Doctor behind treatment to examine Charlie Gard
16 July 2017 National News
An American neurosurgeon who has offered to treat Charlie Gard is set to examine the 11-month-old baby for the first time.
Michio Hirano, in New York, will visit Charlie at Great Ormond Street Hospital in London.
He will then meet with doctors from the hospital and other medical experts to discuss his condition.
The meeting of specialists is the latest stage of a court battle over the best course of action for Charlie, who suffers from a rare genetic condition and has brain damage.
It will be attended by Charlie’s mother, Connie Yates, after a judge ruled she could be present for the gathering.
Ms Yates and Charlie’s father, Chris Gard, want to be allowed to take their son to New York to undergo a trial therapy overseen by Dr Hirano.
But specialists at Great Ormond Street say the therapy is experimental and will not help Charlie.
They do not believe that Charlie has any chance of surviving his critical illness and that life-support treatment for the child should stop.
Dr Hirano has said he believes there is now a better chance the treatment would produce a meaningful improvement than there was when he gave evidence three months earlier.
The couple, who are in their 30s and come from Bedfont, west London, want Mr Justice Francis to reopen the case in light of the new evidence.
Preliminary hearings were held at the Family Division of the High Court in London over the last week.
More are scheduled for later this month following this week’s gathering of medical experts.
In April a judge ruled in favour of Great Ormond Street, saying Charlie should be allowed to die with dignity.
The parents have previously lost battles against the hospital in the High Court, Court of Appeal and Supreme Court in London over Charlie’s treatment.
The European Court of Human Rights also decided not to intervene in the case.

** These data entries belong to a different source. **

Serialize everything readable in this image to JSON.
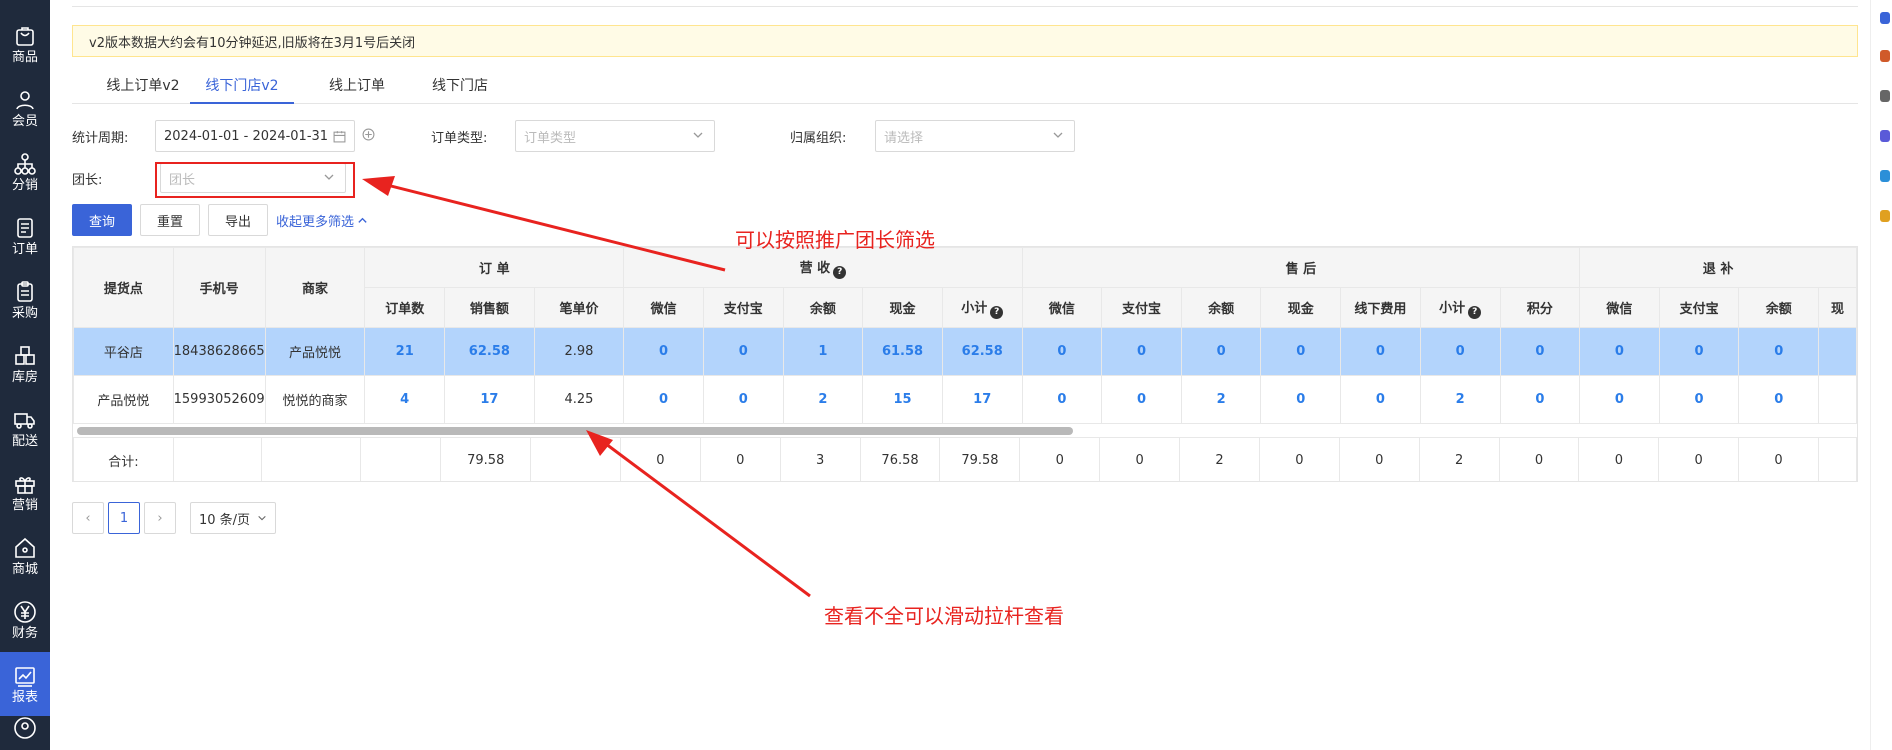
{
  "sidebar": {
    "items": [
      {
        "label": "商品",
        "icon": "shopping-bag-icon",
        "active": false
      },
      {
        "label": "会员",
        "icon": "user-icon",
        "active": false
      },
      {
        "label": "分销",
        "icon": "org-tree-icon",
        "active": false
      },
      {
        "label": "订单",
        "icon": "document-icon",
        "active": false
      },
      {
        "label": "采购",
        "icon": "clipboard-icon",
        "active": false
      },
      {
        "label": "库房",
        "icon": "warehouse-icon",
        "active": false
      },
      {
        "label": "配送",
        "icon": "truck-icon",
        "active": false
      },
      {
        "label": "营销",
        "icon": "gift-icon",
        "active": false
      },
      {
        "label": "商城",
        "icon": "home-icon",
        "active": false
      },
      {
        "label": "财务",
        "icon": "yen-icon",
        "active": false
      },
      {
        "label": "报表",
        "icon": "chart-icon",
        "active": true
      }
    ],
    "active_color": "#3a64d8",
    "bg_color": "#1f2a3c"
  },
  "notice": {
    "text": "v2版本数据大约会有10分钟延迟,旧版将在3月1号后关闭"
  },
  "tabs": [
    {
      "label": "线上订单v2",
      "active": false
    },
    {
      "label": "线下门店v2",
      "active": true
    },
    {
      "label": "线上订单",
      "active": false
    },
    {
      "label": "线下门店",
      "active": false
    }
  ],
  "filters": {
    "period_label": "统计周期:",
    "period_value": "2024-01-01 - 2024-01-31",
    "order_type_label": "订单类型:",
    "order_type_placeholder": "订单类型",
    "org_label": "归属组织:",
    "org_placeholder": "请选择",
    "leader_label": "团长:",
    "leader_placeholder": "团长"
  },
  "actions": {
    "query": "查询",
    "reset": "重置",
    "export": "导出",
    "collapse": "收起更多筛选"
  },
  "table": {
    "fixed_headers": [
      "提货点",
      "手机号",
      "商家"
    ],
    "groups": [
      "订 单",
      "营 收",
      "售 后",
      "退 补"
    ],
    "sub_headers": [
      "订单数",
      "销售额",
      "笔单价",
      "微信",
      "支付宝",
      "余额",
      "现金",
      "小计",
      "微信",
      "支付宝",
      "余额",
      "现金",
      "线下费用",
      "小计",
      "积分",
      "微信",
      "支付宝",
      "余额",
      "现"
    ],
    "rows": [
      {
        "store": "平谷店",
        "phone": "18438628665",
        "merchant": "产品悦悦",
        "values": [
          "21",
          "62.58",
          "2.98",
          "0",
          "0",
          "1",
          "61.58",
          "62.58",
          "0",
          "0",
          "0",
          "0",
          "0",
          "0",
          "0",
          "0",
          "0",
          "0",
          ""
        ]
      },
      {
        "store": "产品悦悦",
        "phone": "15993052609",
        "merchant": "悦悦的商家",
        "values": [
          "4",
          "17",
          "4.25",
          "0",
          "0",
          "2",
          "15",
          "17",
          "0",
          "0",
          "2",
          "0",
          "0",
          "2",
          "0",
          "0",
          "0",
          "0",
          ""
        ]
      }
    ],
    "total": {
      "label": "合计:",
      "values": [
        "",
        "79.58",
        "",
        "0",
        "0",
        "3",
        "76.58",
        "79.58",
        "0",
        "0",
        "2",
        "0",
        "0",
        "2",
        "0",
        "0",
        "0",
        "0",
        ""
      ]
    }
  },
  "pagination": {
    "prev": "‹",
    "current": "1",
    "next": "›",
    "page_size": "10 条/页"
  },
  "annotations": {
    "leader_filter_note": "可以按照推广团长筛选",
    "scroll_note": "查看不全可以滑动拉杆查看",
    "color": "#e8231f"
  }
}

Alasdair Seton-Marsden, who represents Charlie Gard’s family to the press, has said baby Charlie has become .
He has argued that if the couple were rich instead of “ordinary people” their child would be free to receive treatment in the US.